– Install your filter as the instructions direct, position the outlet so the surface of the water is disturbed and causing ripples, this helps to oxygenate the water.
– Fill your aquarium (slowly) with tap water, making sure not to disturb the gravel. Fill the Aquarium to a maximum level mark, or generally 1-2cm below the brim. At this point, you will add your De-chlorinator Water Conditioner and Aquarium Salt as per directions.
– Plant your plants and place your driftwood and ornaments where desired.
– Turn on Lighting (to make sure they work).
– Turn on Heater and Pump, check that heater is keeping a stable water temperature of 24-26C. This may take a few hours from initial fill. Place your thermometer in a visible spot so you can monitor temperature fluctuations.
– Run the Aquarium for one whole week before adding fish, heater and filter stay ON 24/7. Lights run ON for 8 hours a day during day light hours (we recommend a timer). If you do not have live plants, feel free not to run the lights for the first week.
– Be patient.
– BioCulture Live Bacteria
– Flakes – Frozen Foods
– Live Plants
– Your first Fish
– Pick out your first. Pay attention to our labels- We offer discounts on multiples for fish who require friends or prefer to school. As a general rule these are mini-mum recommendations. We recommend adding all of your fish slowly over a matter of weeks. For a small Aquarium, follow our advice and just add a small group, Increase the amount of waste your aquarium is producing in small intervals. Ask our advice, we’re here to help!
– Float your new fish in your aquarium as per instructions on the bag.
– Your Bio-culture needs to be kept in the fridge when not being used, we suggest
dosing on Day 1, Day 3 and Day 6. At this point we suggest testing your water, as at this stage we may need our first water change, and possibly more doses of Bioculture. Come in for a Water Test after one week.
– Do not feed us the day we come home. Your new fish have already had breakfast at the store, and will probably be too overwhelmed to think about eating. We suggest feeding just every second day for the first week, and then daily thereafter. Remember our stomachs are only small and generally the size of our eye. Fish are opportunistic feeders and will over feed if you let them.

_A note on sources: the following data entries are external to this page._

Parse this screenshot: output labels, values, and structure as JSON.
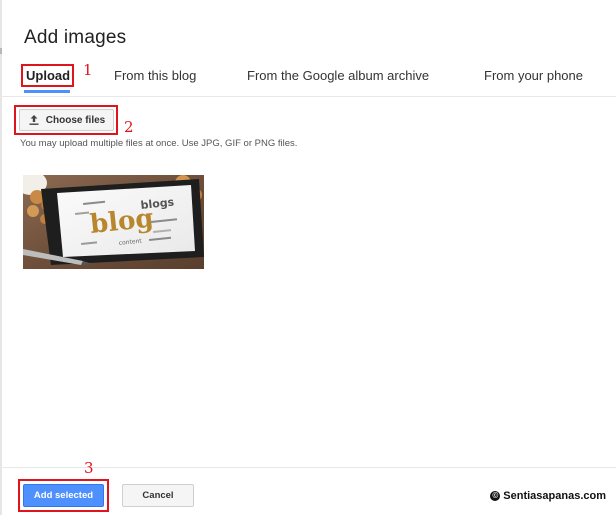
{
  "dialog": {
    "title": "Add images"
  },
  "tabs": [
    {
      "label": "Upload",
      "active": true
    },
    {
      "label": "From this blog",
      "active": false
    },
    {
      "label": "From the Google album archive",
      "active": false
    },
    {
      "label": "From your phone",
      "active": false
    }
  ],
  "upload": {
    "choose_files_label": "Choose files",
    "hint": "You may upload multiple files at once. Use JPG, GIF or PNG files."
  },
  "thumbnail": {
    "word_large": "blog",
    "word_small": "blogs",
    "word_extra": "content"
  },
  "footer": {
    "add_selected_label": "Add selected",
    "cancel_label": "Cancel"
  },
  "annotations": {
    "step1": "1",
    "step2": "2",
    "step3": "3"
  },
  "watermark": {
    "copyright_symbol": "©",
    "text": "Sentiasapanas.com"
  },
  "colors": {
    "accent_blue": "#4d90fe",
    "annotation_red": "#e0141e"
  }
}
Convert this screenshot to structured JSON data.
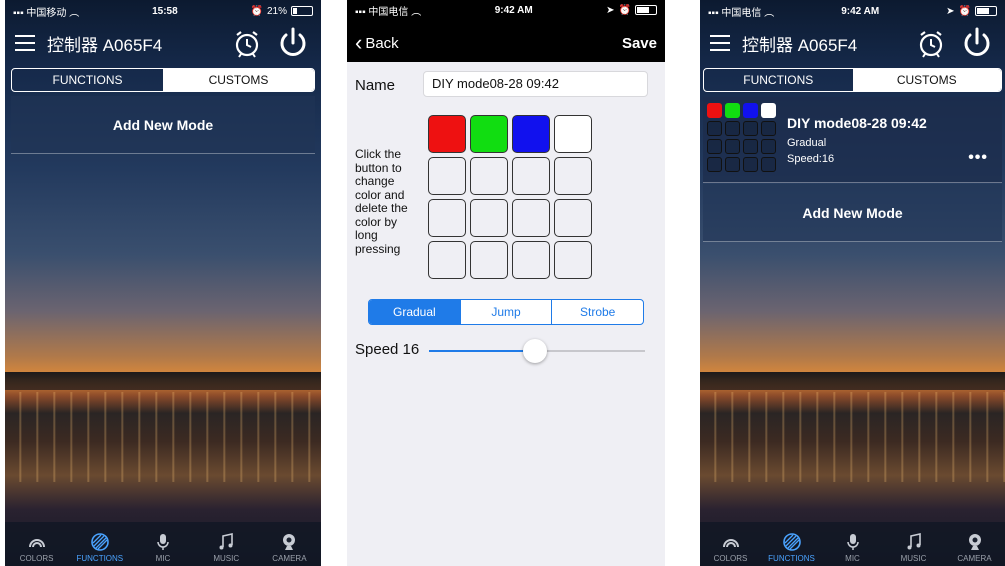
{
  "screen1": {
    "status": {
      "carrier": "中国移动",
      "time": "15:58",
      "battery": "21%"
    },
    "header": {
      "title": "控制器 A065F4"
    },
    "segments": {
      "functions": "FUNCTIONS",
      "customs": "CUSTOMS",
      "selected": "customs"
    },
    "add_mode": "Add New Mode",
    "tabs": [
      {
        "label": "COLORS",
        "icon": "colors-icon",
        "active": false
      },
      {
        "label": "FUNCTIONS",
        "icon": "functions-icon",
        "active": true
      },
      {
        "label": "MIC",
        "icon": "mic-icon",
        "active": false
      },
      {
        "label": "MUSIC",
        "icon": "music-icon",
        "active": false
      },
      {
        "label": "CAMERA",
        "icon": "camera-icon",
        "active": false
      }
    ]
  },
  "screen2": {
    "status": {
      "carrier": "中国电信",
      "time": "9:42 AM"
    },
    "nav": {
      "back": "Back",
      "save": "Save"
    },
    "name_label": "Name",
    "name_value": "DIY mode08-28 09:42",
    "instructions": "Click the button to change color and delete the color by long pressing",
    "colors": [
      "#ee1111",
      "#11dd11",
      "#1111ee",
      "#ffffff"
    ],
    "empty_slots": 12,
    "modes": [
      "Gradual",
      "Jump",
      "Strobe"
    ],
    "selected_mode": "Gradual",
    "speed_label": "Speed 16",
    "speed_fraction": 0.49
  },
  "screen3": {
    "status": {
      "carrier": "中国电信",
      "time": "9:42 AM"
    },
    "header": {
      "title": "控制器 A065F4"
    },
    "segments": {
      "functions": "FUNCTIONS",
      "customs": "CUSTOMS",
      "selected": "customs"
    },
    "card": {
      "title": "DIY mode08-28 09:42",
      "mode": "Gradual",
      "speed": "Speed:16",
      "more": "•••",
      "colors": [
        "#ee1111",
        "#11dd11",
        "#1111ee",
        "#ffffff"
      ]
    },
    "add_mode": "Add New Mode",
    "tabs": [
      {
        "label": "COLORS",
        "icon": "colors-icon",
        "active": false
      },
      {
        "label": "FUNCTIONS",
        "icon": "functions-icon",
        "active": true
      },
      {
        "label": "MIC",
        "icon": "mic-icon",
        "active": false
      },
      {
        "label": "MUSIC",
        "icon": "music-icon",
        "active": false
      },
      {
        "label": "CAMERA",
        "icon": "camera-icon",
        "active": false
      }
    ]
  }
}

Your new fish have been home with you for one week, your fish have been eating and making a mess. We’d like to see you and a 250ml sample of your aquarium water for a water test, to see how well your Aquarium is dealing with waste.
– Come in store for a Water Test.
– When you get home, do a 40% Water Change. Turn your filter and heater turned off, and keep your fish in the Aquarium for this. Use your Gravel Syphon to drain water into a bucket or drain. Lower and raise (vertically, do not stir) the siphon into your gravel. When you raise the siphon gravel will fall back down (gravity) and water and waste will continue to siphon. This first time, you may not see much waste draining out, although this is practice for future water changes. De-chlorinate your 40% empty aquarium with your water conditioner, add a dose to treat the entire aquariums capacity, then add a dose of salt for the water removed only, and begin filling with tap water.
– Wait 2 hours before dosing bio-culture after a recent water change.
30-50% Water changes should occur once a fortnight, or weekly for very small aquariums. We’d like to see you fortnightly with a water test at least until your aquarium has fully cycled. After this, your aquarium should be well established, and you should test yourself (or with us in store) at least once every month or two, or more frequently when issues occur. At any sign of illness or odd behavior, please feel free to phone us, or come in store with a water sample and photos of your setup so we can do our best at resolving the issue.
If you have ANY further questions, please feel free to call us on (02) 9905 1414 or visit us in store!